--- WHAT IS REQUIRED ---
Would you please copy every line of the material that follows, exactly as it reads?

--- INPUT RECORDS ---
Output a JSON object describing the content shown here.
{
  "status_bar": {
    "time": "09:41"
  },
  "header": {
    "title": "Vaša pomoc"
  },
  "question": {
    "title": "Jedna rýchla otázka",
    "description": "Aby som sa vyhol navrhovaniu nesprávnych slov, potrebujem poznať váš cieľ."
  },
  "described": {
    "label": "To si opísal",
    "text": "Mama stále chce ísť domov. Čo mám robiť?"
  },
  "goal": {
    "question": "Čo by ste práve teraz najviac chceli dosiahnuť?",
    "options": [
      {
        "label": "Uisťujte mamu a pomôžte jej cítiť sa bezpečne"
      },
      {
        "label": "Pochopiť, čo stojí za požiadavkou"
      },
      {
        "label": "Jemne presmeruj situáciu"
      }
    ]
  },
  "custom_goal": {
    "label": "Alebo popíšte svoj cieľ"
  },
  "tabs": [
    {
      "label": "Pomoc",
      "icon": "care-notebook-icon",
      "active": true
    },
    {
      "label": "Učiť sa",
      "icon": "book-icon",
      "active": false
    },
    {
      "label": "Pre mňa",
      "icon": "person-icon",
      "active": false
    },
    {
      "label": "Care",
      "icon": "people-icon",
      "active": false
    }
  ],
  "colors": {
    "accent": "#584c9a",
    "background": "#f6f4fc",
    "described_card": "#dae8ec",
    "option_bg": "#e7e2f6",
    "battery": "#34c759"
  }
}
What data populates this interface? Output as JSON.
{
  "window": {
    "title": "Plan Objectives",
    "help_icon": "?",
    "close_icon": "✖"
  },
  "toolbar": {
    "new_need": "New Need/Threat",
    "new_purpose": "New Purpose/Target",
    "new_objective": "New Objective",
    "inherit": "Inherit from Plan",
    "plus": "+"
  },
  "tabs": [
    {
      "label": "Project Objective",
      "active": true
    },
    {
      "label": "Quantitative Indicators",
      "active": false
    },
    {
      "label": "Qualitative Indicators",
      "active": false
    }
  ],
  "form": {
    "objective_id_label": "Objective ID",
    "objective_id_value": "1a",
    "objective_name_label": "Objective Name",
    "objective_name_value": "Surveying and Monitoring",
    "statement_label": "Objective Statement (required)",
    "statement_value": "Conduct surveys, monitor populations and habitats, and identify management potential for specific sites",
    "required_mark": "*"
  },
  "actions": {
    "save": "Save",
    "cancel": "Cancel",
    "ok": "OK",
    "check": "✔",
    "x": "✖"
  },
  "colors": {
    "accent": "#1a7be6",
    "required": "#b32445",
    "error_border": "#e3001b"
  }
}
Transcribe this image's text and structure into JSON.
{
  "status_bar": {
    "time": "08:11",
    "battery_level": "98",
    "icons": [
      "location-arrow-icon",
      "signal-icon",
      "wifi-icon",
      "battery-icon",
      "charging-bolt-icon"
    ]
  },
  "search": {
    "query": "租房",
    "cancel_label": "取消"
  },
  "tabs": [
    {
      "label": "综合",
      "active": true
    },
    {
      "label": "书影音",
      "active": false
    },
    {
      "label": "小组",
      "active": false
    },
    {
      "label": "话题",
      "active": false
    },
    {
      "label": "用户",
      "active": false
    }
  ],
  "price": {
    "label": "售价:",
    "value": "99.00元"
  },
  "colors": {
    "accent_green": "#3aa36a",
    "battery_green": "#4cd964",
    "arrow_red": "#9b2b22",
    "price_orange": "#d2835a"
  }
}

--- RESULT OF THIS TASK ---
Output a JSON object describing the content shown here.
{
  "status_bar": {
    "time": "09:41"
  },
  "header": {
    "title": "Vaša pomoc"
  },
  "question": {
    "title": "Jedna rýchla otázka",
    "description": "Aby som sa vyhol navrhovaniu nesprávnych slov, potrebujem poznať váš cieľ."
  },
  "described": {
    "label": "To si opísal",
    "text": "Mama stále chce ísť domov. Čo mám robiť?"
  },
  "goal": {
    "question": "Čo by ste práve teraz najviac chceli dosiahnuť?",
    "options": [
      {
        "label": "Uisťujte mamu a pomôžte jej cítiť sa bezpečne"
      },
      {
        "label": "Pochopiť, čo stojí za požiadavkou"
      },
      {
        "label": "Jemne presmeruj situáciu"
      }
    ]
  },
  "custom_goal": {
    "label": "Alebo popíšte svoj cieľ"
  },
  "tabs": [
    {
      "label": "Pomoc",
      "icon": "care-notebook-icon",
      "active": true
    },
    {
      "label": "Učiť sa",
      "icon": "book-icon",
      "active": false
    },
    {
      "label": "Pre mňa",
      "icon": "person-icon",
      "active": false
    },
    {
      "label": "Care",
      "icon": "people-icon",
      "active": false
    }
  ],
  "colors": {
    "accent": "#584c9a",
    "background": "#f6f4fc",
    "described_card": "#dae8ec",
    "option_bg": "#e7e2f6",
    "battery": "#34c759"
  }
}
What data populates this interface? Output as JSON.
{
  "window": {
    "title": "Plan Objectives",
    "help_icon": "?",
    "close_icon": "✖"
  },
  "toolbar": {
    "new_need": "New Need/Threat",
    "new_purpose": "New Purpose/Target",
    "new_objective": "New Objective",
    "inherit": "Inherit from Plan",
    "plus": "+"
  },
  "tabs": [
    {
      "label": "Project Objective",
      "active": true
    },
    {
      "label": "Quantitative Indicators",
      "active": false
    },
    {
      "label": "Qualitative Indicators",
      "active": false
    }
  ],
  "form": {
    "objective_id_label": "Objective ID",
    "objective_id_value": "1a",
    "objective_name_label": "Objective Name",
    "objective_name_value": "Surveying and Monitoring",
    "statement_label": "Objective Statement (required)",
    "statement_value": "Conduct surveys, monitor populations and habitats, and identify management potential for specific sites",
    "required_mark": "*"
  },
  "actions": {
    "save": "Save",
    "cancel": "Cancel",
    "ok": "OK",
    "check": "✔",
    "x": "✖"
  },
  "colors": {
    "accent": "#1a7be6",
    "required": "#b32445",
    "error_border": "#e3001b"
  }
}
Transcribe this image's text and structure into JSON.
{
  "status_bar": {
    "time": "08:11",
    "battery_level": "98",
    "icons": [
      "location-arrow-icon",
      "signal-icon",
      "wifi-icon",
      "battery-icon",
      "charging-bolt-icon"
    ]
  },
  "search": {
    "query": "租房",
    "cancel_label": "取消"
  },
  "tabs": [
    {
      "label": "综合",
      "active": true
    },
    {
      "label": "书影音",
      "active": false
    },
    {
      "label": "小组",
      "active": false
    },
    {
      "label": "话题",
      "active": false
    },
    {
      "label": "用户",
      "active": false
    }
  ],
  "price": {
    "label": "售价:",
    "value": "99.00元"
  },
  "colors": {
    "accent_green": "#3aa36a",
    "battery_green": "#4cd964",
    "arrow_red": "#9b2b22",
    "price_orange": "#d2835a"
  }
}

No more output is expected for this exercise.